This is an easy-to-grow plant that yields the familiar cayenne pepper when it is dried and ground. However, it is also very useful as a fresh pepper and is of medium heat which makes it great for Creole and Cajun cooking. The fruits are long, thin and sharply pointed and are usually about 10-15cm long depending on the individual variety (eg ‘Long Thin Cayenne’ and ‘Long Chilli’) with both green and red types available.
Bird’s Eye Chilli
This is a rather ornamental type of Chilli with nice displays of fruits that are held erect at the top of the plant. The pointy, thin fruits are usually about 4-5cm long and are very hot and there are many per bush. The most recent varieties have short bushes with fruit clearly displayed at the top. Fruits are usually light to dark green in colour and should be used sparingly unless you are a real chilli freak.
This is a is a very popular chilli for Mexican cooking and produces heaps of rather chunky, thick-fleshed fruits about 7-10cm long, usually green fruits (that can ripen to red) that are generally of medium heat. This type of pepper has become particularly popular in the United States due to its excellent flavour and versatility as it can be used fresh or in processed products. They are the chilli generally used for stuffing to create the Mexican delicacy Chilli Rellenos.
An interesting variety of chilli from higher areas in South America, and is more cold tolerant than other varieties, but will still be affected by frost. It is Capsicum pubescens, so called for the hairs on the leaves. It can also be identified by the black seeds and purple flowers. It has quite fleshy fruit, making it best for using fresh rather than for drying. Plants can grow for a number of years, and will produce fruit through the colder months. The fruit has quite a high level of heat. Read more here >>>
This type is at the hottest of the scale and is used in salsas and chutneys and should definitely be treated with caution, especially when you are cutting them. The fruits are usually about 5cm in diameter and may be either red or orange and have a rather distinctive campanulate shape similar to a Christmas bell decoration.

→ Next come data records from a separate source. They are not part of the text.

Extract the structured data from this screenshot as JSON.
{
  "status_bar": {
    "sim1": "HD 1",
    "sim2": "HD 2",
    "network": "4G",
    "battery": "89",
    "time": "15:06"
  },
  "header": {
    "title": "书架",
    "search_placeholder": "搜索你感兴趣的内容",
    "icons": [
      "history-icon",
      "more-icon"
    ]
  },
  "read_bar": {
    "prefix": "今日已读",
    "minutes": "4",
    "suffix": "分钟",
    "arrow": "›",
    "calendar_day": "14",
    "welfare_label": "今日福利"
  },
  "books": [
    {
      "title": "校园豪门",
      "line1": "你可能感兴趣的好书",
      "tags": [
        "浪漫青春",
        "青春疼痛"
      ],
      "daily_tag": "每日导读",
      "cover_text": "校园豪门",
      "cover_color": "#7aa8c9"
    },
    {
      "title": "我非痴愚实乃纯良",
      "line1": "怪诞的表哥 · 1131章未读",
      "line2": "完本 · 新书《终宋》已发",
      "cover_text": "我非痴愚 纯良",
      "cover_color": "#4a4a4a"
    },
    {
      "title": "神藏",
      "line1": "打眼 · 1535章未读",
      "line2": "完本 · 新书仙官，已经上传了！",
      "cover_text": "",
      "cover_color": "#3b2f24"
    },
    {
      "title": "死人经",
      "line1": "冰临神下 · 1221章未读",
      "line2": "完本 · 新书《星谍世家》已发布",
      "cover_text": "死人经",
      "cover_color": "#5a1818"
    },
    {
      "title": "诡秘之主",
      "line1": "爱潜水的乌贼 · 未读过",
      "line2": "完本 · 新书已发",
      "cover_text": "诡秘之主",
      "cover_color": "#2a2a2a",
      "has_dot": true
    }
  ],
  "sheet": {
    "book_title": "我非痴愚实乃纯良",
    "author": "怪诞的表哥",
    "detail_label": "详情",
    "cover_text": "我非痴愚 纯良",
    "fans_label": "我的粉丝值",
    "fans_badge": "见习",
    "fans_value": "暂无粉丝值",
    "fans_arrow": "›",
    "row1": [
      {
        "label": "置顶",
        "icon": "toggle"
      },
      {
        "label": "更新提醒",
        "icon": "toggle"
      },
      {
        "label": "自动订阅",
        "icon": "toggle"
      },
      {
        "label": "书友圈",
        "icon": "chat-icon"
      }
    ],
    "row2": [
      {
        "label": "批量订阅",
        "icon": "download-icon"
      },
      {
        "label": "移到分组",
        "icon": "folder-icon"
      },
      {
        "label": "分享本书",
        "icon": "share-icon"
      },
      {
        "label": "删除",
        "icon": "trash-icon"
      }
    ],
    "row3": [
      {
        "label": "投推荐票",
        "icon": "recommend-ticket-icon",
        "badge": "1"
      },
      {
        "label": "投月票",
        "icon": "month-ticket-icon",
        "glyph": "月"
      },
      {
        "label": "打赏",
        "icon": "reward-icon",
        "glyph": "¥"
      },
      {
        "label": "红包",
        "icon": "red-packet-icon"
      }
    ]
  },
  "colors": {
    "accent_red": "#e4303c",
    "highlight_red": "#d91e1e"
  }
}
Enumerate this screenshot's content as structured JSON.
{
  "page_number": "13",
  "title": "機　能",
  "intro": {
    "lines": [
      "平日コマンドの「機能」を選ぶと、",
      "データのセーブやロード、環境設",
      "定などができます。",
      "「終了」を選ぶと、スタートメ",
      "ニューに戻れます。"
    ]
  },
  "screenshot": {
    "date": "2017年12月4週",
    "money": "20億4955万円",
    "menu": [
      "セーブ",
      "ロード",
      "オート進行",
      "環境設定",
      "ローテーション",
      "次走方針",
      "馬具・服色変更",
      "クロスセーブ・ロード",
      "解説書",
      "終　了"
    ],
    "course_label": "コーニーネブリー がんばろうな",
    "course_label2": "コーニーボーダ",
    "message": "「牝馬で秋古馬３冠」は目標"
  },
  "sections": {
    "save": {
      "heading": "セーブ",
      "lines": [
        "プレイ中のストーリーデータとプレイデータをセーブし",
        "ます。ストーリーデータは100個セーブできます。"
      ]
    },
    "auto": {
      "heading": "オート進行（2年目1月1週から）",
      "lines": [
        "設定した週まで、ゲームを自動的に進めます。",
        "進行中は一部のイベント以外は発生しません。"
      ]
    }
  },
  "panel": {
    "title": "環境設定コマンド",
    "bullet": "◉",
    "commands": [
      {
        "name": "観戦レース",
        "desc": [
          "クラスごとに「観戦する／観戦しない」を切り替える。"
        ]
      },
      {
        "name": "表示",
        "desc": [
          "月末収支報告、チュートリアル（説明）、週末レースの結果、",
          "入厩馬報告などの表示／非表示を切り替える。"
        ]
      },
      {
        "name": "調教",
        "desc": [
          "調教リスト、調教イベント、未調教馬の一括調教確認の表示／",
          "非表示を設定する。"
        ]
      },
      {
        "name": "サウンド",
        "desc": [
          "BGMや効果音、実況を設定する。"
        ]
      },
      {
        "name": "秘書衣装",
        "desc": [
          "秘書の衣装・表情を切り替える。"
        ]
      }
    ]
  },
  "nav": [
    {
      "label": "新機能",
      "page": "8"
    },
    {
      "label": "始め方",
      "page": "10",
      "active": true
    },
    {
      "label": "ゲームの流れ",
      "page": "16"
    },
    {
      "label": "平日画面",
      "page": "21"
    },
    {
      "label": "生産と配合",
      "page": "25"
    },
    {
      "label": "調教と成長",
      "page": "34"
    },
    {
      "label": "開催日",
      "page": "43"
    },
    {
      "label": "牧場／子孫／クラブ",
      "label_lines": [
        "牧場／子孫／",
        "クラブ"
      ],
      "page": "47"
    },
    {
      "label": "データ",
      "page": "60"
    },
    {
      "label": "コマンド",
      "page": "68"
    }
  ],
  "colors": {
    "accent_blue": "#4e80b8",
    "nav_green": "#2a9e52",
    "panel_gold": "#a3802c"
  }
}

This is another rather hot chilli that has distinctive bullet-shaped fruits that are about 6cm long with thick flesh. The fruits hang down from the bush and can be picked either when they are deep green or else allowed to ripen further to a sweeter flavoured red. This variety is grown word wide and used in salsas, is good for pickling and is the type favoured for many bottled chilli sauces.